Byron Nash and Plan B Play Jam on Walnut; Laurel Hill Bluegrass Fest; Riverhounds vs. Indpendence; Star Parties (Sat., 8/18/18)

1) For five Saturdays every summer and fall, Walnut Street in Shadyside shifts its focus from the usual bustling bevy of bistros and boutiques to putting a bit of music in the air, courtesy of the Shadyside Chamber of Commerce. The annual Jam on Walnut series brings some big names out for free concerts that stop traffic and pack the street. Tonight’s edition features Byron Nash and  Plan B with Lucky Me band opening. All of the Jams On Walnut are free to attend and proceeds from food and drink sales benefit Humane Animal Rescue. 7 p.m. 5442 Walnut St., Shadyside.

2) Beautiful music performed in a sylvan setting is exactly what will be happening at the Laurel Hill Bluegrass Festival today and tomorrow. Bands, artisans, food vendors, period reenactors, children’s activities, and wagon rides are some of the activities offered. The festival is free and sponsored by the Friends of Laurel Hill and many other local businesses. Participating groups include: Tussey Mountain Moonshiners,  Jakob’s Ferry Stragglers, Well Strung, Allegheny Drifters, Colebrook Road, and Robert Mabe Band. Festival Hours: Saturday, noon – 8 p.m. and Sunday 11 a.m. to 5 p.m. with the Mountain Laurel 5K Run/Walk kicking off at 8:30 a.m. and a church service at 10 a.m. Laurel Hill State Park, Somerset.

A Riverhounds forward takes a shot on goal as a defender closes fast. Photo: Chris Cowger.

A Riverhounds forward takes a shot on goal as a defender closes fast. Photo: Chris Cowger.

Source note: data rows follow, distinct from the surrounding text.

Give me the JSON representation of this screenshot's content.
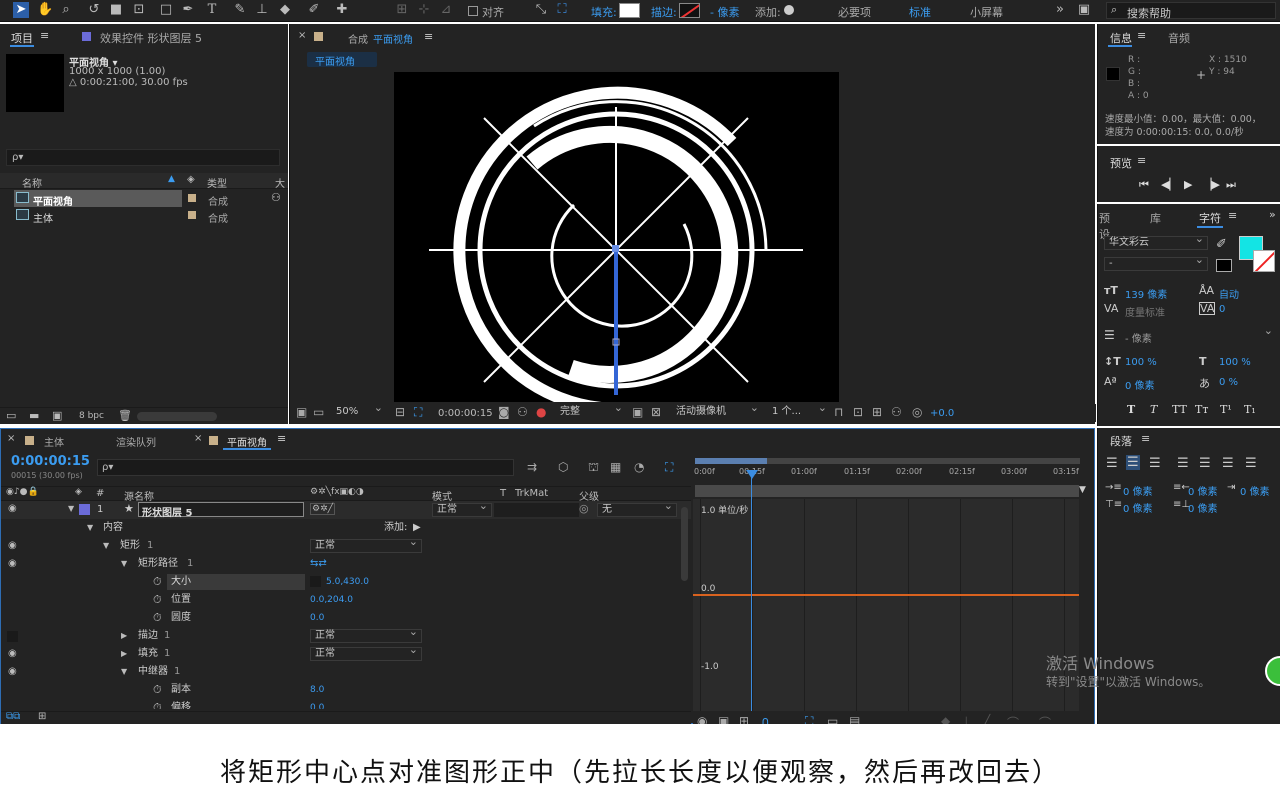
{
  "toolbar": {
    "snap_label": "对齐",
    "fill_label": "填充:",
    "stroke_label": "描边:",
    "stroke_units": "- 像素",
    "add_label": "添加:",
    "workspaces": [
      "必要项",
      "标准",
      "小屏幕"
    ],
    "active_workspace": "标准",
    "search_placeholder": "搜索帮助"
  },
  "project": {
    "tab": "项目",
    "tab2": "效果控件 形状图层 5",
    "item_name": "平面视角 ▾",
    "item_size": "1000 x 1000 (1.00)",
    "item_duration": "△ 0:00:21:00, 30.00 fps",
    "search_icon": "ρ▾",
    "col_name": "名称",
    "col_type": "类型",
    "col_size": "大",
    "items": [
      {
        "name": "平面视角",
        "type": "合成"
      },
      {
        "name": "主体",
        "type": "合成"
      }
    ],
    "bpc": "8 bpc"
  },
  "composition": {
    "tab_prefix": "合成",
    "tab_name": "平面视角",
    "flow_tab": "平面视角",
    "zoom": "50%",
    "time": "0:00:00:15",
    "resolution": "完整",
    "camera": "活动摄像机",
    "views": "1 个...",
    "exposure": "+0.0"
  },
  "info": {
    "tab": "信息",
    "tab2": "音频",
    "r": "R :",
    "g": "G :",
    "b": "B :",
    "a": "A : 0",
    "x": "X : 1510",
    "y": "Y : 94",
    "speed_line1": "速度最小值：0.00，最大值：0.00，",
    "speed_line2": "速度为 0:00:00:15: 0.0, 0.0/秒",
    "preview": "预览"
  },
  "character": {
    "tab_presets": "预设",
    "tab_library": "库",
    "tab_char": "字符",
    "font": "华文彩云",
    "style": "-",
    "size": "139 像素",
    "leading": "自动",
    "kerning": "度量标准",
    "tracking": "0",
    "stroke": "- 像素",
    "vscale": "100 %",
    "hscale": "100 %",
    "baseline": "0 像素",
    "tsume": "0 %",
    "fill_color": "#13e4e4"
  },
  "paragraph": {
    "tab": "段落",
    "v1": "0 像素",
    "v2": "0 像素",
    "v3": "0 像素",
    "v4": "0 像素",
    "v5": "0 像素"
  },
  "timeline": {
    "tab_main": "主体",
    "tab_render": "渲染队列",
    "tab_comp": "平面视角",
    "timecode": "0:00:00:15",
    "timecode_sub": "00015 (30.00 fps)",
    "col_num": "#",
    "col_source": "源名称",
    "col_mode": "模式",
    "col_t": "T",
    "col_trkmat": "TrkMat",
    "col_parent": "父级",
    "layer_num": "1",
    "layer_name": "形状图层 5",
    "layer_mode": "正常",
    "layer_parent": "无",
    "contents": "内容",
    "add": "添加:",
    "props": [
      {
        "label": "矩形",
        "idx": "1",
        "value": "正常"
      },
      {
        "label": "矩形路径",
        "idx": "1"
      },
      {
        "label": "大小",
        "value": "5.0,430.0"
      },
      {
        "label": "位置",
        "value": "0.0,204.0"
      },
      {
        "label": "圆度",
        "value": "0.0"
      },
      {
        "label": "描边",
        "idx": "1",
        "value": "正常"
      },
      {
        "label": "填充",
        "idx": "1",
        "value": "正常"
      },
      {
        "label": "中继器",
        "idx": "1"
      },
      {
        "label": "副本",
        "value": "8.0"
      },
      {
        "label": "偏移",
        "value": "0.0"
      }
    ],
    "ruler": [
      "0:00f",
      "00:15f",
      "01:00f",
      "01:15f",
      "02:00f",
      "02:15f",
      "03:00f",
      "03:15f"
    ],
    "graph_top": "1.0 单位/秒",
    "graph_mid": "0.0",
    "graph_bot": "-1.0"
  },
  "watermark": {
    "line1": "激活 Windows",
    "line2": "转到\"设置\"以激活 Windows。"
  },
  "caption": "将矩形中心点对准图形正中（先拉长长度以便观察，然后再改回去）"
}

3) One of Pittsburgh’s hottest sports teams takes the field tonight—The Riverhounds. The squad, who are currently in second place in the USL Group A standings, take on the Charlotte Independence  at 7 p.m. at Highmark stadium. See some good soccer action up close and in person. 510 W. Station Square Dr., Station Square.

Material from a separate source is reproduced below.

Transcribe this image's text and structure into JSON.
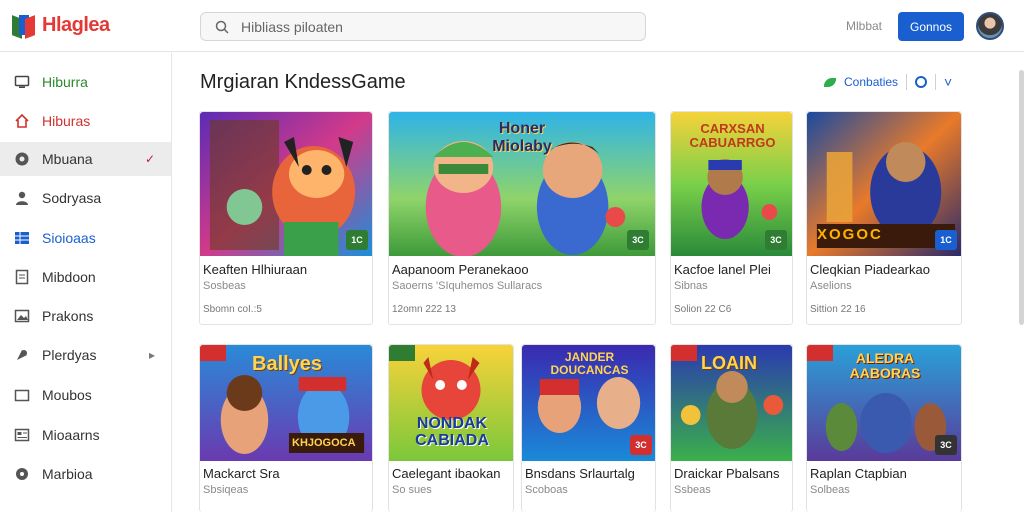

NIGHTTIME SKY-WATCHING—Various times and places around the region.   

Saturn, god of abundance and sixth planet from the Sun. This image is from NASA's Cassini spacecraft but the planet and its rings are visible through a telescope from Pittsburgh.

Saturn, god of abundance and eerie celebrity planet. This image is from NASA’s Cassini spacecraft but the planet and its rings are visible through a telescope from Pittsburgh.

4) Since time immemorial, humans have marveled at the nighttime sky. Today, when city and suburban lights wash out much of the view, we seldom get to feel the sheer wonder that Van Gogh expressed when he painted “The Starry Night.” But there are ways to reconnect with this elemental joy—right here in the Pittsburgh area.   

One way is attending the Star Parties hosted by the Amateur Astronomers Association of Pittsburgh (AAAP). Star Parties are held in regional parks which have very little “light pollution” at night. They’re free, though donations are welcome; just show up around dusk. AAAP will have high-powered telescopes for magnificent, magnified looks at celestial bodies. You can also bring your own telescope or binoculars …  or, just enjoy being out in the open air, under the Greatest Show Beyond Earth. Summer locations and dates: at Wagman Observatory in Deer Lakes Regional Park on Aug. 18; and Sept. 15 and 29 (225 Kurn Rd., Tarentum); and at Mingo Creek Park Observatory on Aug. 18, and Sept. 7 and 9 (1 Shelter 10 Rd., Finleyville).

Also, the historic Allegheny Observatory offers guided public tours from 8-10 p.m. on Thursday nights through August, and Friday nights through October. Weather permitting, each tour ends with a chance to look through the Observatory’s telescope. And the place is worth learning about for other reasons, such as its place in the history of climate science. Observations made here were used by the Swedish scientist Svante Arrhenius to document and calculate the greenhouse effect—in 1896, over 120 years ago. 159 Riverview Ave., Brighton Heights. (MV)